Report how many lines of the material below contain the string "Settings". The reply is that number and no more.

▶ _Records supplied_:
- - -
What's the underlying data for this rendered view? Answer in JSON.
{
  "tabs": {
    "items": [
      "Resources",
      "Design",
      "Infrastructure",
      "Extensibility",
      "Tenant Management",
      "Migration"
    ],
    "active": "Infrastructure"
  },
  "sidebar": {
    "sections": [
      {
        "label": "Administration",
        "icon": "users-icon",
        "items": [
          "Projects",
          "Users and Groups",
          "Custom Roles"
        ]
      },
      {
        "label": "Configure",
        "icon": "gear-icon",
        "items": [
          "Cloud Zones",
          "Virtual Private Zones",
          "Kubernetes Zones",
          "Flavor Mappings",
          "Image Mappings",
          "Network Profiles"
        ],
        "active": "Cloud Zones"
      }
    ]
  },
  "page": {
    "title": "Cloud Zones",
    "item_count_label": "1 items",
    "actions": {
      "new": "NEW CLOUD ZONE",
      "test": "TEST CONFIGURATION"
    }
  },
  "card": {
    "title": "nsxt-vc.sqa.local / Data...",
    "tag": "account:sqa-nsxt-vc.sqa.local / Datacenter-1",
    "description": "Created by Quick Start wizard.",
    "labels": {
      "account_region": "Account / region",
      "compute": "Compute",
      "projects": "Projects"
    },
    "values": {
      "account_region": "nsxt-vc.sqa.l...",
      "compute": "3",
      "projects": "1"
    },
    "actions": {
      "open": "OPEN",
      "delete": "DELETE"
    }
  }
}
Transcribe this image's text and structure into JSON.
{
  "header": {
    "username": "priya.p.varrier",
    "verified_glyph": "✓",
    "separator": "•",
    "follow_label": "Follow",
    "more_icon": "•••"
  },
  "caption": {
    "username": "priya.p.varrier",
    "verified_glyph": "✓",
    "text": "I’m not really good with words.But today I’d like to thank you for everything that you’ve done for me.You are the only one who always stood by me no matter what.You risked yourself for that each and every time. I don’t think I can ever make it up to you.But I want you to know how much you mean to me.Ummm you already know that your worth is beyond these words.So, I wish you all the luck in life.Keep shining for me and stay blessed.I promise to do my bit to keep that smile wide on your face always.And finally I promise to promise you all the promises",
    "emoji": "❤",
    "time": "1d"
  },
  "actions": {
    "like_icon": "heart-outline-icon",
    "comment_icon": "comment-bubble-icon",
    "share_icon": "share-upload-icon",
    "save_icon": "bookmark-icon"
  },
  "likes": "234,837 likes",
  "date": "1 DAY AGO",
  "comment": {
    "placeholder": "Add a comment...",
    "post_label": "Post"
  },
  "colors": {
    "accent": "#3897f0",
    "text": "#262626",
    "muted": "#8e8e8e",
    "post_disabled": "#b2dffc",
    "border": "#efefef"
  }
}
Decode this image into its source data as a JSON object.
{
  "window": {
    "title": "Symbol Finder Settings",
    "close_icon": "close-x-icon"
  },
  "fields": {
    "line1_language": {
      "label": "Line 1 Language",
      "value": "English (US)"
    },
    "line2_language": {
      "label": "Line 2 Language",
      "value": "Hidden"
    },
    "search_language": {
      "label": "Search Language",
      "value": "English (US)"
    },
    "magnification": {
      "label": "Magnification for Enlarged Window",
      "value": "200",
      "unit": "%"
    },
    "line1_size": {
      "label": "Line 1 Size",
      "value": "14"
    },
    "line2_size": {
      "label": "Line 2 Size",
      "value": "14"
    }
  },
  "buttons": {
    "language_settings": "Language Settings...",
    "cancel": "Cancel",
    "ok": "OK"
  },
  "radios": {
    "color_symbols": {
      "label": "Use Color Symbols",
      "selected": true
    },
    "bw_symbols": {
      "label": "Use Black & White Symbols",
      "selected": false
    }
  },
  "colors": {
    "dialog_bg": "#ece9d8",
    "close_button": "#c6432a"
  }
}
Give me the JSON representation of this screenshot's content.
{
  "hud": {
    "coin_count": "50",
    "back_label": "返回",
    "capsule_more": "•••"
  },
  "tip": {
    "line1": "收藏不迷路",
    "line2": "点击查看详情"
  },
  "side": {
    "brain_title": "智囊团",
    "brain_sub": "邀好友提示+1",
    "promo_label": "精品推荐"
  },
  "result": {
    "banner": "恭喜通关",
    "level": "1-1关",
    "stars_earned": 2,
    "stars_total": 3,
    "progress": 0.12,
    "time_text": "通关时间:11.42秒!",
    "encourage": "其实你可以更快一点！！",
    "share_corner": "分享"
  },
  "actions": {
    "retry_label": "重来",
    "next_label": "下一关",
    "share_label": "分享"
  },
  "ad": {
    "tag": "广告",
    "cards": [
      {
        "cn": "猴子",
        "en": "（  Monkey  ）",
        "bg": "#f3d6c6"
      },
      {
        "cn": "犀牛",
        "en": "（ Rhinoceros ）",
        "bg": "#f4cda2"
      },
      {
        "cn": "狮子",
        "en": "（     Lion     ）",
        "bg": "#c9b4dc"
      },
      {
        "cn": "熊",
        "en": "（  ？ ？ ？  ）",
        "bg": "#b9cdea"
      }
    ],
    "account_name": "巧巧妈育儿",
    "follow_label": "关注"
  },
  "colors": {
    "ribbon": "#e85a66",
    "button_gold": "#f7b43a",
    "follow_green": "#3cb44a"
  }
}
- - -
▶ _Exercise output_: 2